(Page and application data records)

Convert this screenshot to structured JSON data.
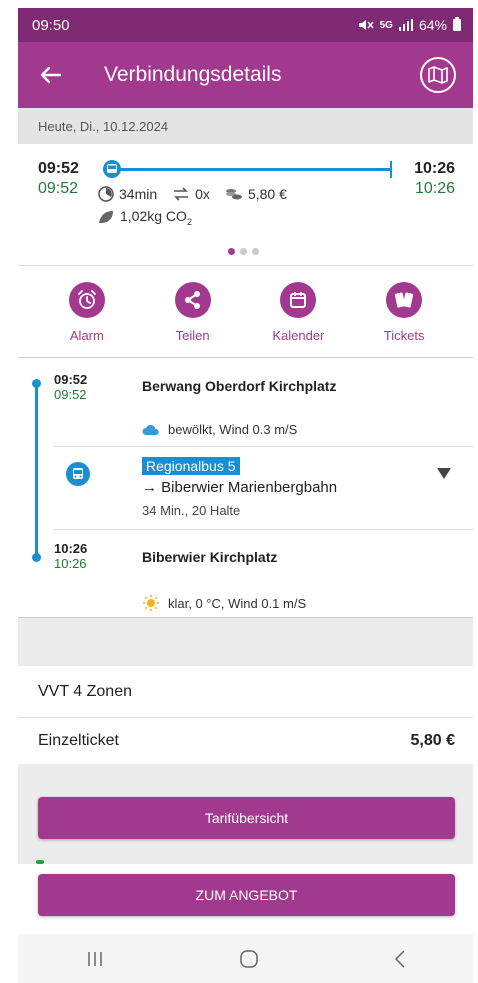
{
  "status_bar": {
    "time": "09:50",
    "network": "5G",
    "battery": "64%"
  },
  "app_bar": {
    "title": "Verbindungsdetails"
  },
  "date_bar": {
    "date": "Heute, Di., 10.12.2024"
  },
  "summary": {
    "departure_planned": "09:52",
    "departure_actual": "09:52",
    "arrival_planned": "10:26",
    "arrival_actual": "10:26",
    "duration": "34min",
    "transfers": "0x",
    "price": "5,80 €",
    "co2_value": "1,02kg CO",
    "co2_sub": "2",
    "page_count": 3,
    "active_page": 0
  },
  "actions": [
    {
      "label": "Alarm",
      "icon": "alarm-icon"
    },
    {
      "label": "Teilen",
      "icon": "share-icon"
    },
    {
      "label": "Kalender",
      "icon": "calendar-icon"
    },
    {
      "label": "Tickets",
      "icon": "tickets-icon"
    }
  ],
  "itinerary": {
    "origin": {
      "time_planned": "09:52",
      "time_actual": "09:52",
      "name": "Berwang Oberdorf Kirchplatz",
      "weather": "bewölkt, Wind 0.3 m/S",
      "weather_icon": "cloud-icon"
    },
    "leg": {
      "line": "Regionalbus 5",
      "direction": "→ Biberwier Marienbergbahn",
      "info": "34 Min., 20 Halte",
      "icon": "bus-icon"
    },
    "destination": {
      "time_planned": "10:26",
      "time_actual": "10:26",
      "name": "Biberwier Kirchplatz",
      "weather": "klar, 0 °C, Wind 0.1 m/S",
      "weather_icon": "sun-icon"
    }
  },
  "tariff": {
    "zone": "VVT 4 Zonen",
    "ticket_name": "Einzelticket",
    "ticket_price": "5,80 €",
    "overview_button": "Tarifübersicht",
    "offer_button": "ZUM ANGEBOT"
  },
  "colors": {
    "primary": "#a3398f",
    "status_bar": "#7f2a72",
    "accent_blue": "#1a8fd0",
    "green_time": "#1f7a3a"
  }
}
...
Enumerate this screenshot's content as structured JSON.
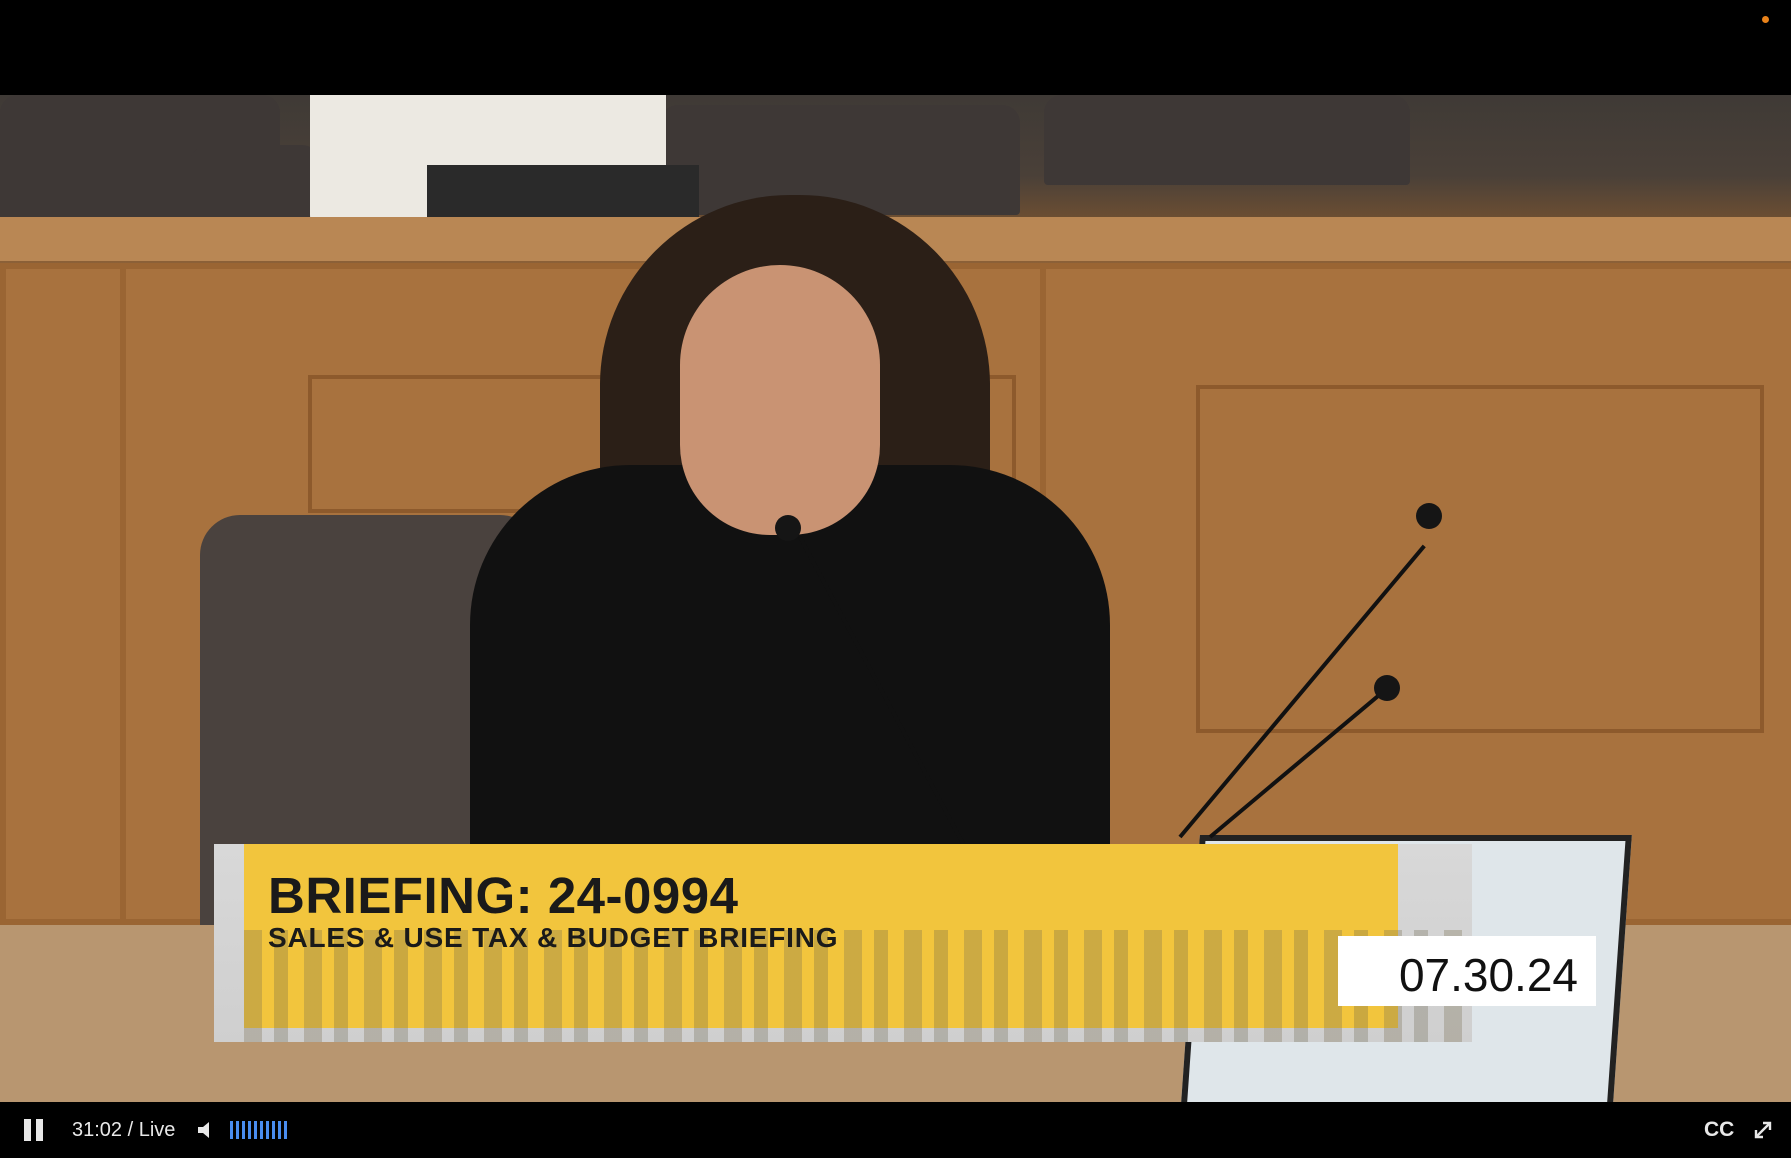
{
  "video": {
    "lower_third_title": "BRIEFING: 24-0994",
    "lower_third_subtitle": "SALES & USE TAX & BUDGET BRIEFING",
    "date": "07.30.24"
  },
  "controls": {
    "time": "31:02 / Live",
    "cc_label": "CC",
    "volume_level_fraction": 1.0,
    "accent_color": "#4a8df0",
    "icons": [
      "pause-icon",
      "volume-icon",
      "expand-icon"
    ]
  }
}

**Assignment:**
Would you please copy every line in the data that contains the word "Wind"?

**Written response:**
      "weather": "bewölkt, Wind 0.3 m/S",
      "weather": "klar, 0 °C, Wind 0.1 m/S",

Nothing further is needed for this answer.